AND set a virtual hosts definition in your active sites-enabled config file for the port you are using for the webserver on the local machine ie:
(this definition is on the LOCAL NAT machine apache config)
You do NOT need any definition for this, nor for (in this case 8080 but it could be set differently) 8080 port on the receiving machine.
and be sure to restart the apache server on the 8081 port machine ie the local NAT machine after all config changes.
To test if a port is accessible, eg port 80:
you can use
nc -l 80
this starts a simple process to receive traffic on port 80:
root@gemini:/etc/ssh# nc -l 80
you can then test it from another machine:
root@asus:~# telnet kevwells.com 80
Connected to kevwells.com.
Escape character is ‘^]’.
(you have to terminate the nc process in order to exit the telnet session)
You need root to listen on ports ≤1024, since you’re using -R and not -L the lack of permission is at the far end connection, thus running the SSH command as root won’t help.
If you use -R 8080:localhost:80 it will run, but obviously not listening on the standard http port.
However, attempting to do
ssh -R 80:127.0.0.1:8081 firstname.lastname@example.org
will give the error message:
Warning: remote port forwarding failed for listen port 80

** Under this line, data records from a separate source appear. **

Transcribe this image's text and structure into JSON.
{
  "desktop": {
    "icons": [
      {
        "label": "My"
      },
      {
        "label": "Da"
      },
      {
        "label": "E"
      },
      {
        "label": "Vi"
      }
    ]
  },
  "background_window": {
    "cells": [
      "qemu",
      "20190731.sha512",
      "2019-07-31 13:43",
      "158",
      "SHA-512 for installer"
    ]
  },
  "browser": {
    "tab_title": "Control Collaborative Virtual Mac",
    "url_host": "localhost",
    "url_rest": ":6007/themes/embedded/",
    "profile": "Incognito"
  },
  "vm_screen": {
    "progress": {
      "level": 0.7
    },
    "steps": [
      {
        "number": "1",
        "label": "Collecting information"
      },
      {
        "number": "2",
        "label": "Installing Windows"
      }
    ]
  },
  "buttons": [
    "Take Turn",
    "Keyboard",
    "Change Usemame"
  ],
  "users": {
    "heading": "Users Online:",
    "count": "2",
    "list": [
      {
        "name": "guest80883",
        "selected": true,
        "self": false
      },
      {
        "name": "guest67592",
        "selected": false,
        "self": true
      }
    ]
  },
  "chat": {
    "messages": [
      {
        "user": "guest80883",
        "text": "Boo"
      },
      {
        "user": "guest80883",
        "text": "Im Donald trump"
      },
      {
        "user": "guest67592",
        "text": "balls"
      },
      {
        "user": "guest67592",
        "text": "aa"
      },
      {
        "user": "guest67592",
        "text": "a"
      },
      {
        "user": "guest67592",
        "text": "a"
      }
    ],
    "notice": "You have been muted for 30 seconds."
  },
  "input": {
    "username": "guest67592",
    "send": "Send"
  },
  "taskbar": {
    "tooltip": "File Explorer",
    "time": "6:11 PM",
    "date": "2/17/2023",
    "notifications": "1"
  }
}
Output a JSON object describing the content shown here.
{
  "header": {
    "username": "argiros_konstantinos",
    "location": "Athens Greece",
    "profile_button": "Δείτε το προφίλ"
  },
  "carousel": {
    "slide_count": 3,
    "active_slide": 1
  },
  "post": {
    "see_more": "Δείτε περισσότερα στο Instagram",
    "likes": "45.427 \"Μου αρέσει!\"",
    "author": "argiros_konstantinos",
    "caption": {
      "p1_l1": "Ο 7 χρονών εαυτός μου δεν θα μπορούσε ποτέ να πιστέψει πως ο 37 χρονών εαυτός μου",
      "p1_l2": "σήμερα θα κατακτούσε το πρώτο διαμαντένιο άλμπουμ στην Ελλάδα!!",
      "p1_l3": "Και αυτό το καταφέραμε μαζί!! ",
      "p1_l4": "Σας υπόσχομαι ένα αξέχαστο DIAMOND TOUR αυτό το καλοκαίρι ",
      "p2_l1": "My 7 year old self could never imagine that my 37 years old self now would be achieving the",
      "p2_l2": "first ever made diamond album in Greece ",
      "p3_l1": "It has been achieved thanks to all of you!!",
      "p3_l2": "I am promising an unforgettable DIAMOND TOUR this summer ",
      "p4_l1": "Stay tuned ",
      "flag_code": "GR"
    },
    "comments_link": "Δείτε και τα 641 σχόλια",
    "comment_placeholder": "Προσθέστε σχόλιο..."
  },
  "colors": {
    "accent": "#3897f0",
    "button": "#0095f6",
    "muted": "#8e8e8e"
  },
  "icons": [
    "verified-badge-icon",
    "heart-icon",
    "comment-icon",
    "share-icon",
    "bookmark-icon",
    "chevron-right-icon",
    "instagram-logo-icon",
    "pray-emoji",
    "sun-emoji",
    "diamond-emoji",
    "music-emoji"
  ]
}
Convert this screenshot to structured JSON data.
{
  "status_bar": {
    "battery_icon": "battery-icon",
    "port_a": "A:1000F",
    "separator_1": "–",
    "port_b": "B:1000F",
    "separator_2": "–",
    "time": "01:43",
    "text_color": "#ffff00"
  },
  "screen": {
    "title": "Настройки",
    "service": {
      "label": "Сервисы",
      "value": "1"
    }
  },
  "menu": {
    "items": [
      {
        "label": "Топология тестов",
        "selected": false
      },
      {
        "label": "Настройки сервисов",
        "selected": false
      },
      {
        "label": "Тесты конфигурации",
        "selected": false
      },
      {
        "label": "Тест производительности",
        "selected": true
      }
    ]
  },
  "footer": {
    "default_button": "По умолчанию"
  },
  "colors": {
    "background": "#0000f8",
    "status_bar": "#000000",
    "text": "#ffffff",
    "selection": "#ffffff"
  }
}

This is because you can’t bind on <1024 without using sudo. OpenSSH will refuse to bind to privileged ports unless the user id of the logged in user is 0 ie root.